◆ **Activity**:
Every line of the following records that includes "JSON" should be copied.

┌─ Given records

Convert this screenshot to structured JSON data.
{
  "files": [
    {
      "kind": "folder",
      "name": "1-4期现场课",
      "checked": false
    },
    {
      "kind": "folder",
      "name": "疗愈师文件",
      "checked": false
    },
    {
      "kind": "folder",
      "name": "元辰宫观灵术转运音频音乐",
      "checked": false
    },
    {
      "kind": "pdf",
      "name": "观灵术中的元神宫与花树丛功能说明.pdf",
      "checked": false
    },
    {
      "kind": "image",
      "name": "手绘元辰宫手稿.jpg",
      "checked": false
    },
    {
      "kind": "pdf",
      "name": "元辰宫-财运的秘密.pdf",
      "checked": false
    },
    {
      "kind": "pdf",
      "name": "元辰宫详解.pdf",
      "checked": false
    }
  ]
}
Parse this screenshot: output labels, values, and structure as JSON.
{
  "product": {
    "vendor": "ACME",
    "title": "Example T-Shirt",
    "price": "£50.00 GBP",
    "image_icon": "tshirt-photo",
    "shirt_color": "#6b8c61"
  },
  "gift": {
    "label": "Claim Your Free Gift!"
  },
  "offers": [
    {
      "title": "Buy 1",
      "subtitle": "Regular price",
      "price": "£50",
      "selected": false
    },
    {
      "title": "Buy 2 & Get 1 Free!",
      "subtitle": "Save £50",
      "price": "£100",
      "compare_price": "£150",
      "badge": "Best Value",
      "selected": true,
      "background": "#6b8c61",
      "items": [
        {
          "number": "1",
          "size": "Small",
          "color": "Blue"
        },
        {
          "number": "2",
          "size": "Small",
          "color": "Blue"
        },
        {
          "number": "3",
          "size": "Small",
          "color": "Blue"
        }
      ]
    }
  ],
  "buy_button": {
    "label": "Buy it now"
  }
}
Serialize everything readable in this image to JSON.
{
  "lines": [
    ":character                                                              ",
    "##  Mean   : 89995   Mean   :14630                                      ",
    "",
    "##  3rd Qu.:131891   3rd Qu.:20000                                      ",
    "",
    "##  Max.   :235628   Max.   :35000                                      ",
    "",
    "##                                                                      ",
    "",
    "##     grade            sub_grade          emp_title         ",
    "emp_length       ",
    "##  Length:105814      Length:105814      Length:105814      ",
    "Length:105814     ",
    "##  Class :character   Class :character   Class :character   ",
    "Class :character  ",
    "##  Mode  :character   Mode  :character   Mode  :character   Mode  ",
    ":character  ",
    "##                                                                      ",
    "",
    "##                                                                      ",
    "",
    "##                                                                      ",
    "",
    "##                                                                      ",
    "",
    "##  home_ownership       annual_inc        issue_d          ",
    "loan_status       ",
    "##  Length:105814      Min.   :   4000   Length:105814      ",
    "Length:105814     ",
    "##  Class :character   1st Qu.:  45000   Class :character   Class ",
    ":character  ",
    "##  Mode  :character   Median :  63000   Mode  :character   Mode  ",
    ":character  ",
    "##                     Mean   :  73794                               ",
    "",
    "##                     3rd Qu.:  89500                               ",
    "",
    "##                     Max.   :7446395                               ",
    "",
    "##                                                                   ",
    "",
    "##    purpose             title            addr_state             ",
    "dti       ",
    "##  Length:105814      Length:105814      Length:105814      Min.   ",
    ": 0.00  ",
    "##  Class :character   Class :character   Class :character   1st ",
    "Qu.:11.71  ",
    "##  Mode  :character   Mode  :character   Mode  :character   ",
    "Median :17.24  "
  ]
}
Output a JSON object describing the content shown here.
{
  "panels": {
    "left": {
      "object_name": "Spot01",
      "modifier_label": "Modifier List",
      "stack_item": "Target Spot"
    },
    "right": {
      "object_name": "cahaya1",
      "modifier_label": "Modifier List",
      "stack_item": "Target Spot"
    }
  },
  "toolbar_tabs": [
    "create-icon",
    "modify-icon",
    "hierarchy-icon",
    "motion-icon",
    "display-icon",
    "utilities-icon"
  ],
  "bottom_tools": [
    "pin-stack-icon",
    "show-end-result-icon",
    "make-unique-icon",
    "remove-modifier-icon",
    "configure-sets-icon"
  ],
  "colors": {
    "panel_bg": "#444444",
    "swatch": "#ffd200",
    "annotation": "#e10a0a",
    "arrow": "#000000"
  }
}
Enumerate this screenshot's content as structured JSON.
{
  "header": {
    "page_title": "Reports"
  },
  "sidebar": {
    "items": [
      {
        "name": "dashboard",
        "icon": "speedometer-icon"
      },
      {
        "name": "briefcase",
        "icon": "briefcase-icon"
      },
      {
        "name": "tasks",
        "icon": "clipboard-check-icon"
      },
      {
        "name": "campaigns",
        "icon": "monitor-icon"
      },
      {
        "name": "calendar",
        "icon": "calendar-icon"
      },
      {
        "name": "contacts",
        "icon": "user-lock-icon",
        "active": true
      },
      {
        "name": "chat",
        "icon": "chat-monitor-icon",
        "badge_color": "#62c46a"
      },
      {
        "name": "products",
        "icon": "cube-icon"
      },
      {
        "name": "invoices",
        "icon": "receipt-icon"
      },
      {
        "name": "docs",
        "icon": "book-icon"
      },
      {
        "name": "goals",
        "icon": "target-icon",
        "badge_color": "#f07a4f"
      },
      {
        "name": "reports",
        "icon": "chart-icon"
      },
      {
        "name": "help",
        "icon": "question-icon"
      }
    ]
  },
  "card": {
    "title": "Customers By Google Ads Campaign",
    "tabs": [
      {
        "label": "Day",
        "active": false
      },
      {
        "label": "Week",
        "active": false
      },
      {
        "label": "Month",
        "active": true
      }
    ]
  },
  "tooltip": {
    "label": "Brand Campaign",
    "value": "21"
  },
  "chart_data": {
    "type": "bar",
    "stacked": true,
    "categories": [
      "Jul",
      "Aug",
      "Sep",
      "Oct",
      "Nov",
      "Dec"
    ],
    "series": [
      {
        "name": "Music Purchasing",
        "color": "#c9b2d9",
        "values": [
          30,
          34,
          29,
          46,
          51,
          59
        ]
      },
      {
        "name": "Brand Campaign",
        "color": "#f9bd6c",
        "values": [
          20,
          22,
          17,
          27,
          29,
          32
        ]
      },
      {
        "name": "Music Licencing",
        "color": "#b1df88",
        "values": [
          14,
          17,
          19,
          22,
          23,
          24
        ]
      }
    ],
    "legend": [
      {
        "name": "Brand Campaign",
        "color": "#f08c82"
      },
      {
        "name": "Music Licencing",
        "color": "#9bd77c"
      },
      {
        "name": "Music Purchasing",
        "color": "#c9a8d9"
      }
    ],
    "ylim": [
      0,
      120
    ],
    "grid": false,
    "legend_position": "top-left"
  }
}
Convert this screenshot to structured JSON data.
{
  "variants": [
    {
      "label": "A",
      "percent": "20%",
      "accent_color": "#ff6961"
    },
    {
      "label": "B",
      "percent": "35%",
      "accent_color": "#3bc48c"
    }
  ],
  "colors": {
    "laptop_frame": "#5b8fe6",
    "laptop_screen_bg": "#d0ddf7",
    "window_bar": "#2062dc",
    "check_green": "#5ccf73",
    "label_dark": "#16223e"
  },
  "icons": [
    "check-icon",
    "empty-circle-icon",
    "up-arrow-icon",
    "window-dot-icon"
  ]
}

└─

◆ **Written solution**:
Convert this screenshot to structured JSON data.
Parse this screenshot: output labels, values, and structure as JSON.
Serialize everything readable in this image to JSON.
Output a JSON object describing the content shown here.
Enumerate this screenshot's content as structured JSON.
Convert this screenshot to structured JSON data.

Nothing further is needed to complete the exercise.